▶

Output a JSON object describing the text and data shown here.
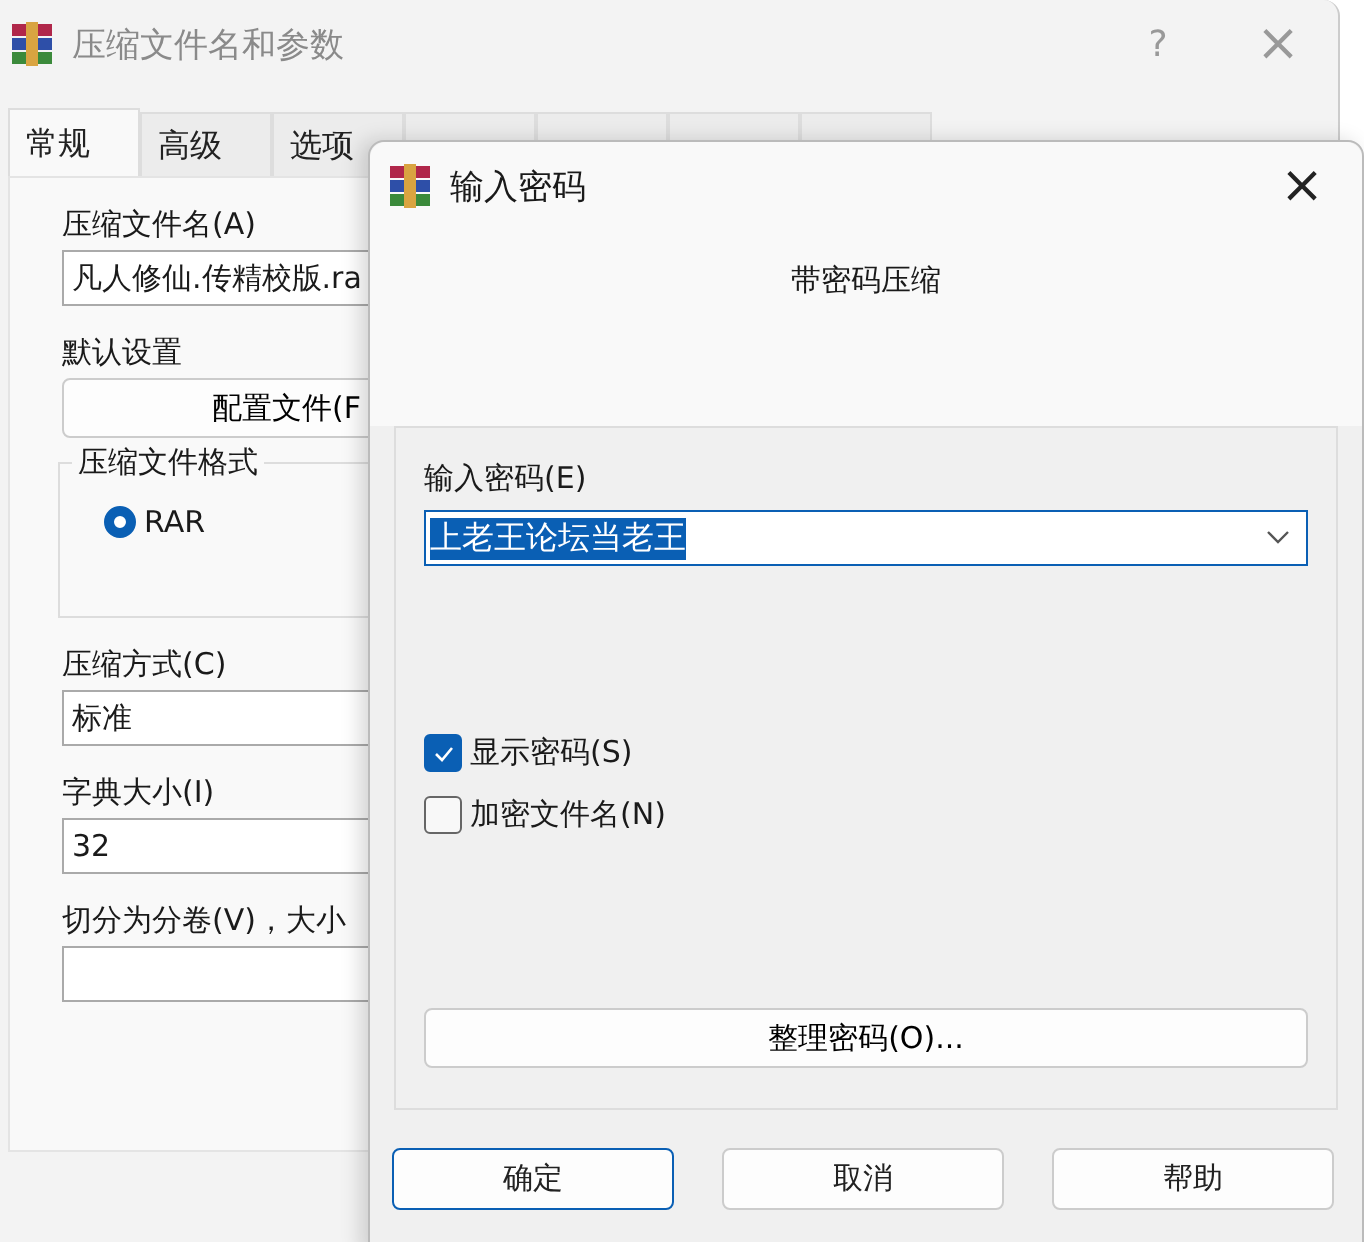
{
  "main_window": {
    "title": "压缩文件名和参数",
    "help": "?",
    "close": "×",
    "tabs": [
      {
        "label": "常规",
        "selected": true
      },
      {
        "label": "高级",
        "selected": false
      },
      {
        "label": "选项",
        "selected": false
      }
    ],
    "covered_tabs": [
      {
        "selected": false
      },
      {
        "selected": false
      },
      {
        "selected": false
      },
      {
        "selected": false
      }
    ],
    "archive_name": {
      "label": "压缩文件名(A)",
      "value": "凡人修仙.传精校版.ra"
    },
    "defaults": {
      "label": "默认设置",
      "button": "配置文件(F"
    },
    "format": {
      "label": "压缩文件格式",
      "options": [
        {
          "label": "RAR",
          "selected": true
        }
      ]
    },
    "method": {
      "label": "压缩方式(C)",
      "value": "标准"
    },
    "dictionary": {
      "label": "字典大小(I)",
      "value": "32"
    },
    "split": {
      "label": "切分为分卷(V)，大小"
    }
  },
  "dialog": {
    "title": "输入密码",
    "close": "×",
    "heading": "带密码压缩",
    "password": {
      "label": "输入密码(E)",
      "value": "上老王论坛当老王"
    },
    "checkboxes": [
      {
        "label": "显示密码(S)",
        "checked": true
      },
      {
        "label": "加密文件名(N)",
        "checked": false
      }
    ],
    "organize_button": "整理密码(O)...",
    "buttons": [
      {
        "label": "确定",
        "selected": true
      },
      {
        "label": "取消",
        "selected": false
      },
      {
        "label": "帮助",
        "selected": false
      }
    ]
  }
}
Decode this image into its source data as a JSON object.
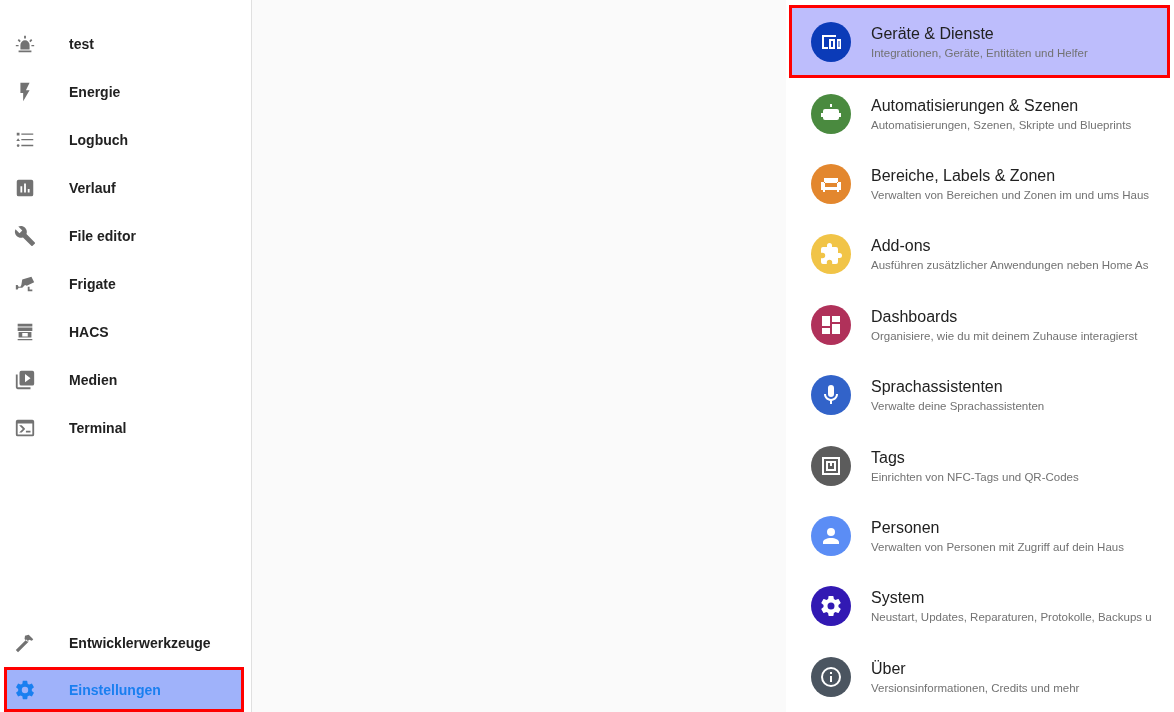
{
  "sidebar": {
    "items": [
      {
        "kind": "alarm",
        "label": "test",
        "selected": false
      },
      {
        "kind": "flash",
        "label": "Energie",
        "selected": false
      },
      {
        "kind": "list",
        "label": "Logbuch",
        "selected": false
      },
      {
        "kind": "chart",
        "label": "Verlauf",
        "selected": false
      },
      {
        "kind": "wrench",
        "label": "File editor",
        "selected": false
      },
      {
        "kind": "camera",
        "label": "Frigate",
        "selected": false
      },
      {
        "kind": "store",
        "label": "HACS",
        "selected": false
      },
      {
        "kind": "media",
        "label": "Medien",
        "selected": false
      },
      {
        "kind": "console",
        "label": "Terminal",
        "selected": false
      }
    ],
    "bottom_items": [
      {
        "kind": "hammer",
        "label": "Entwicklerwerkzeuge",
        "selected": false
      },
      {
        "kind": "cog",
        "label": "Einstellungen",
        "selected": true
      }
    ]
  },
  "settings": {
    "items": [
      {
        "kind": "devices",
        "title": "Geräte & Dienste",
        "subtitle": "Integrationen, Geräte, Entitäten und Helfer",
        "color": "#0b3bb8",
        "selected": true
      },
      {
        "kind": "robot",
        "title": "Automatisierungen & Szenen",
        "subtitle": "Automatisierungen, Szenen, Skripte und Blueprints",
        "color": "#4a8a3f",
        "selected": false
      },
      {
        "kind": "sofa",
        "title": "Bereiche, Labels & Zonen",
        "subtitle": "Verwalten von Bereichen und Zonen im und ums Haus",
        "color": "#e3872e",
        "selected": false
      },
      {
        "kind": "puzzle",
        "title": "Add-ons",
        "subtitle": "Ausführen zusätzlicher Anwendungen neben Home As",
        "color": "#f1c447",
        "selected": false
      },
      {
        "kind": "dashboard",
        "title": "Dashboards",
        "subtitle": "Organisiere, wie du mit deinem Zuhause interagierst",
        "color": "#b0315a",
        "selected": false
      },
      {
        "kind": "mic",
        "title": "Sprachassistenten",
        "subtitle": "Verwalte deine Sprachassistenten",
        "color": "#3263c9",
        "selected": false
      },
      {
        "kind": "nfc",
        "title": "Tags",
        "subtitle": "Einrichten von NFC-Tags und QR-Codes",
        "color": "#5c5c5c",
        "selected": false
      },
      {
        "kind": "person",
        "title": "Personen",
        "subtitle": "Verwalten von Personen mit Zugriff auf dein Haus",
        "color": "#5b8df5",
        "selected": false
      },
      {
        "kind": "cog",
        "title": "System",
        "subtitle": "Neustart, Updates, Reparaturen, Protokolle, Backups u",
        "color": "#3219b3",
        "selected": false
      },
      {
        "kind": "info",
        "title": "Über",
        "subtitle": "Versionsinformationen, Credits und mehr",
        "color": "#4b5560",
        "selected": false
      }
    ]
  }
}
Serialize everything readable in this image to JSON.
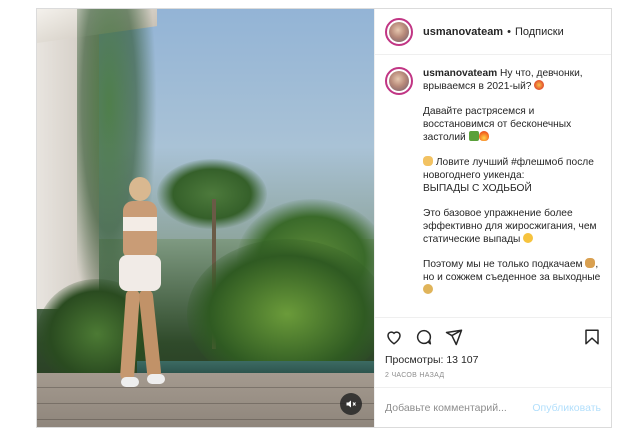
{
  "post": {
    "username": "usmanovateam",
    "separator": "•",
    "follow_label": "Подписки",
    "caption": [
      {
        "text": "Ну что, девчонки, врываемся в 2021-ый?",
        "emoji": "burst"
      },
      {
        "text": "Давайте растрясемся и восстановимся от бесконечных застолий",
        "emoji": "muscle-fire"
      },
      {
        "text": "Ловите лучший #флешмоб после новогоднего уикенда:\nВЫПАДЫ С ХОДЬБОЙ",
        "emoji": "point"
      },
      {
        "text": "Это базовое упражнение более эффективно для жиросжигания, чем статические выпады",
        "emoji": "smile"
      },
      {
        "text": "Поэтому мы не только подкачаем",
        "text2": ", но и сожжем съеденное за выходные",
        "emoji": "bread-rice"
      }
    ],
    "views_label": "Просмотры:",
    "views_value": "13 107",
    "time_ago": "2 ЧАСОВ НАЗАД",
    "comment_placeholder": "Добавьте комментарий...",
    "publish_label": "Опубликовать",
    "icons": [
      "heart-icon",
      "comment-icon",
      "share-icon",
      "bookmark-icon",
      "mute-icon"
    ]
  }
}
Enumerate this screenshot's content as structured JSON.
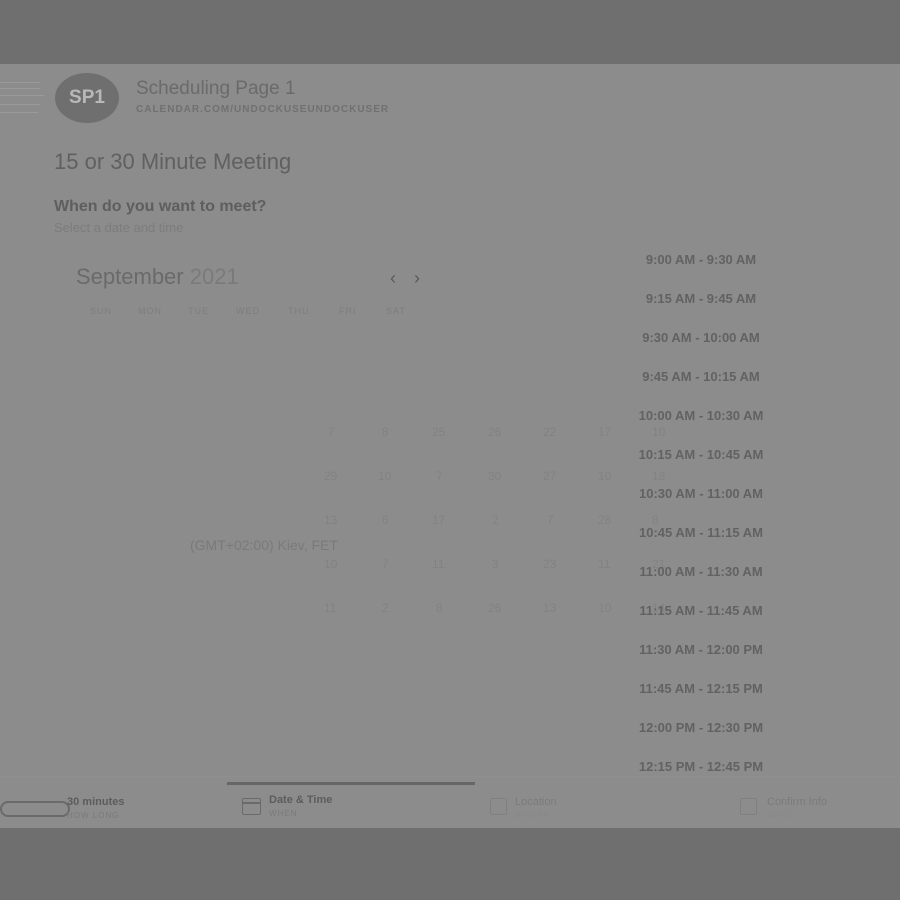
{
  "header": {
    "avatar_initials": "SP1",
    "title": "Scheduling Page 1",
    "url": "CALENDAR.COM/UNDOCKUSEUNDOCKUSER"
  },
  "meeting": {
    "title": "15 or 30 Minute Meeting",
    "question": "When do you want to meet?",
    "subtitle": "Select a date and time"
  },
  "calendar": {
    "month": "September",
    "year": "2021",
    "prev_icon": "‹",
    "next_icon": "›",
    "weekdays": [
      "SUN",
      "MON",
      "TUE",
      "WED",
      "THU",
      "FRI",
      "SAT"
    ],
    "background_numbers": [
      [
        "7",
        "8",
        "25",
        "26",
        "22",
        "17",
        "10"
      ],
      [
        "29",
        "10",
        "7",
        "30",
        "27",
        "10",
        "18"
      ],
      [
        "13",
        "6",
        "17",
        "2",
        "7",
        "28",
        "8"
      ],
      [
        "10",
        "7",
        "11",
        "3",
        "23",
        "11",
        "21"
      ],
      [
        "11",
        "2",
        "8",
        "26",
        "13",
        "10",
        "14"
      ]
    ]
  },
  "timezone": "(GMT+02:00) Kiev, FET",
  "time_slots": [
    "9:00 AM - 9:30 AM",
    "9:15 AM - 9:45 AM",
    "9:30 AM - 10:00 AM",
    "9:45 AM - 10:15 AM",
    "10:00 AM - 10:30 AM",
    "10:15 AM - 10:45 AM",
    "10:30 AM - 11:00 AM",
    "10:45 AM - 11:15 AM",
    "11:00 AM - 11:30 AM",
    "11:15 AM - 11:45 AM",
    "11:30 AM - 12:00 PM",
    "11:45 AM - 12:15 PM",
    "12:00 PM - 12:30 PM",
    "12:15 PM - 12:45 PM"
  ],
  "steps": [
    {
      "label": "30 minutes",
      "sub": "HOW LONG",
      "icon": "duration-pill-icon"
    },
    {
      "label": "Date & Time",
      "sub": "WHEN",
      "icon": "calendar-icon"
    },
    {
      "label": "Location",
      "sub": "WHERE",
      "icon": "location-icon"
    },
    {
      "label": "Confirm Info",
      "sub": "INFO",
      "icon": "confirm-icon"
    }
  ],
  "colors": {
    "overlay_band": "#6f6f6f",
    "panel": "#8c8c8c",
    "active_step_bar": "#666666"
  }
}
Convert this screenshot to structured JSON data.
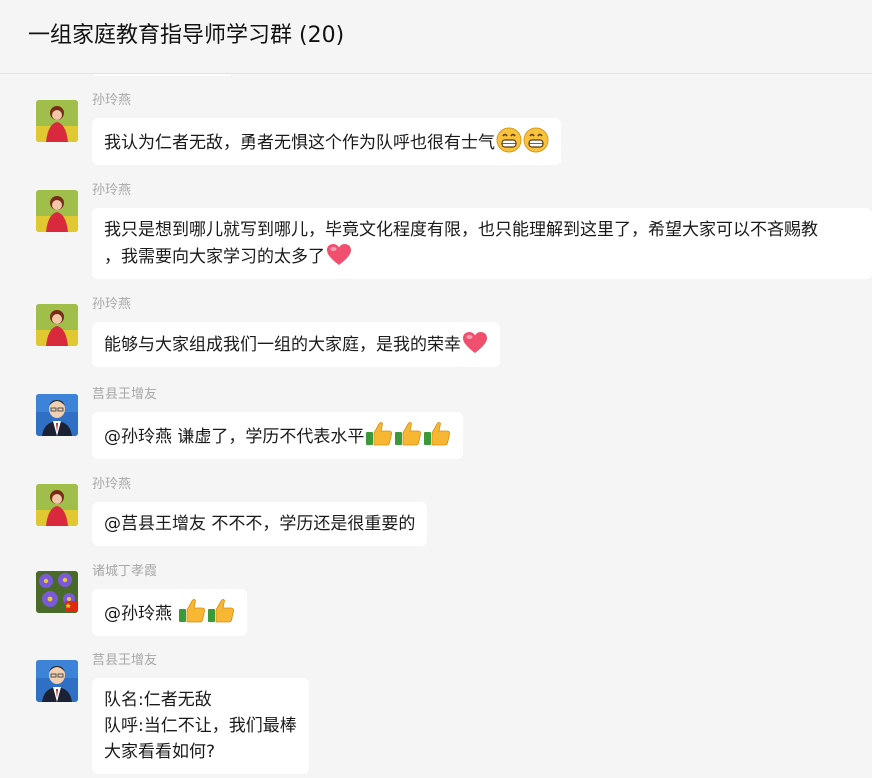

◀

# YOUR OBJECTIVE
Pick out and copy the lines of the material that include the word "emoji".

# TASK SOLUTION
        "emoji": "burst"
        "emoji": "muscle-fire"
        "emoji": "point"
        "emoji": "smile"
        "emoji": "bread-rice"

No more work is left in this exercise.